# Excerpts from an interface dataset:
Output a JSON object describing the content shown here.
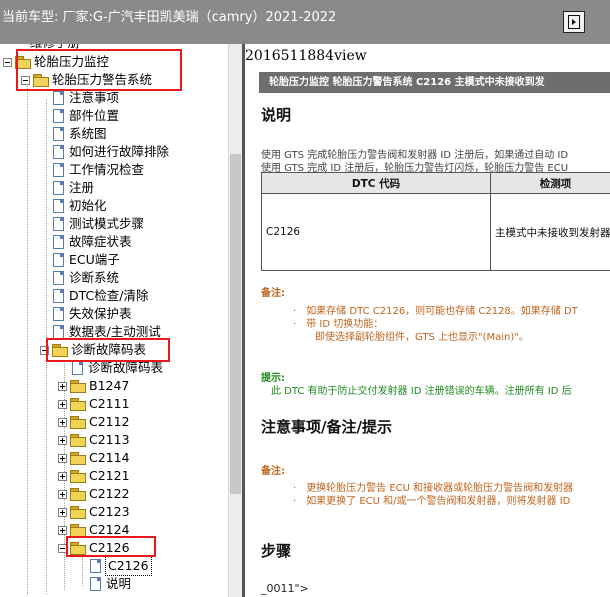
{
  "header": {
    "title": "当前车型:   厂家:G-广汽丰田凯美瑞（camry）2021-2022"
  },
  "tree": {
    "clipped_label": "维修手册",
    "items": [
      {
        "label": "轮胎压力监控"
      },
      {
        "label": "轮胎压力警告系统"
      },
      {
        "label": "注意事项"
      },
      {
        "label": "部件位置"
      },
      {
        "label": "系统图"
      },
      {
        "label": "如何进行故障排除"
      },
      {
        "label": "工作情况检查"
      },
      {
        "label": "注册"
      },
      {
        "label": "初始化"
      },
      {
        "label": "测试模式步骤"
      },
      {
        "label": "故障症状表"
      },
      {
        "label": "ECU端子"
      },
      {
        "label": "诊断系统"
      },
      {
        "label": "DTC检查/清除"
      },
      {
        "label": "失效保护表"
      },
      {
        "label": "数据表/主动测试"
      },
      {
        "label": "诊断故障码表"
      },
      {
        "label": "诊断故障码表"
      },
      {
        "label": "B1247"
      },
      {
        "label": "C2111"
      },
      {
        "label": "C2112"
      },
      {
        "label": "C2113"
      },
      {
        "label": "C2114"
      },
      {
        "label": "C2121"
      },
      {
        "label": "C2122"
      },
      {
        "label": "C2123"
      },
      {
        "label": "C2124"
      },
      {
        "label": "C2126"
      },
      {
        "label": "C2126"
      },
      {
        "label": "说明"
      }
    ]
  },
  "content": {
    "view_id": "2016511884view",
    "banner": "轮胎压力监控  轮胎压力警告系统  C2126  主模式中未接收到发",
    "section_desc": "说明",
    "desc_line1": "使用 GTS 完成轮胎压力警告阀和发射器 ID 注册后，如果通过自动 ID",
    "desc_line2": "使用 GTS 完成 ID 注册后，轮胎压力警告灯闪烁，轮胎压力警告 ECU",
    "table": {
      "headers": [
        "DTC 代码",
        "检测项"
      ],
      "row": [
        "C2126",
        "主模式中未接收到发射器"
      ]
    },
    "note_label": "备注:",
    "note1_line1": "如果存储 DTC C2126，则可能也存储 C2128。如果存储 DT",
    "note1_line2": "带 ID 切换功能：",
    "note1_line3": "即使选择副轮胎组件，GTS 上也显示\"(Main)\"。",
    "tip_label": "提示:",
    "tip_line": "此 DTC 有助于防止交付发射器 ID 注册错误的车辆。注册所有 ID 后",
    "section_notes": "注意事项/备注/提示",
    "note2_label": "备注:",
    "note2_line1": "更换轮胎压力警告 ECU 和接收器或轮胎压力警告阀和发射器",
    "note2_line2": "如果更换了 ECU 和/或一个警告阀和发射器，则将发射器 ID",
    "section_steps": "步骤",
    "code_tail": "_0011\">"
  },
  "colors": {
    "highlight_box": "#e8191b",
    "note_text": "#c0641e",
    "tip_text": "#1e8a1e",
    "banner_bg": "#6e6e6e",
    "titlebar_bg": "#8a8a8a"
  }
}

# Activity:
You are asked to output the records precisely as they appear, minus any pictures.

# Finished exercise:
Output a JSON object describing the content shown here.
{
  "header": {
    "title": "当前车型:   厂家:G-广汽丰田凯美瑞（camry）2021-2022"
  },
  "tree": {
    "clipped_label": "维修手册",
    "items": [
      {
        "label": "轮胎压力监控"
      },
      {
        "label": "轮胎压力警告系统"
      },
      {
        "label": "注意事项"
      },
      {
        "label": "部件位置"
      },
      {
        "label": "系统图"
      },
      {
        "label": "如何进行故障排除"
      },
      {
        "label": "工作情况检查"
      },
      {
        "label": "注册"
      },
      {
        "label": "初始化"
      },
      {
        "label": "测试模式步骤"
      },
      {
        "label": "故障症状表"
      },
      {
        "label": "ECU端子"
      },
      {
        "label": "诊断系统"
      },
      {
        "label": "DTC检查/清除"
      },
      {
        "label": "失效保护表"
      },
      {
        "label": "数据表/主动测试"
      },
      {
        "label": "诊断故障码表"
      },
      {
        "label": "诊断故障码表"
      },
      {
        "label": "B1247"
      },
      {
        "label": "C2111"
      },
      {
        "label": "C2112"
      },
      {
        "label": "C2113"
      },
      {
        "label": "C2114"
      },
      {
        "label": "C2121"
      },
      {
        "label": "C2122"
      },
      {
        "label": "C2123"
      },
      {
        "label": "C2124"
      },
      {
        "label": "C2126"
      },
      {
        "label": "C2126"
      },
      {
        "label": "说明"
      }
    ]
  },
  "content": {
    "view_id": "2016511884view",
    "banner": "轮胎压力监控  轮胎压力警告系统  C2126  主模式中未接收到发",
    "section_desc": "说明",
    "desc_line1": "使用 GTS 完成轮胎压力警告阀和发射器 ID 注册后，如果通过自动 ID",
    "desc_line2": "使用 GTS 完成 ID 注册后，轮胎压力警告灯闪烁，轮胎压力警告 ECU",
    "table": {
      "headers": [
        "DTC 代码",
        "检测项"
      ],
      "row": [
        "C2126",
        "主模式中未接收到发射器"
      ]
    },
    "note_label": "备注:",
    "note1_line1": "如果存储 DTC C2126，则可能也存储 C2128。如果存储 DT",
    "note1_line2": "带 ID 切换功能：",
    "note1_line3": "即使选择副轮胎组件，GTS 上也显示\"(Main)\"。",
    "tip_label": "提示:",
    "tip_line": "此 DTC 有助于防止交付发射器 ID 注册错误的车辆。注册所有 ID 后",
    "section_notes": "注意事项/备注/提示",
    "note2_label": "备注:",
    "note2_line1": "更换轮胎压力警告 ECU 和接收器或轮胎压力警告阀和发射器",
    "note2_line2": "如果更换了 ECU 和/或一个警告阀和发射器，则将发射器 ID",
    "section_steps": "步骤",
    "code_tail": "_0011\">"
  },
  "colors": {
    "highlight_box": "#e8191b",
    "note_text": "#c0641e",
    "tip_text": "#1e8a1e",
    "banner_bg": "#6e6e6e",
    "titlebar_bg": "#8a8a8a"
  }
}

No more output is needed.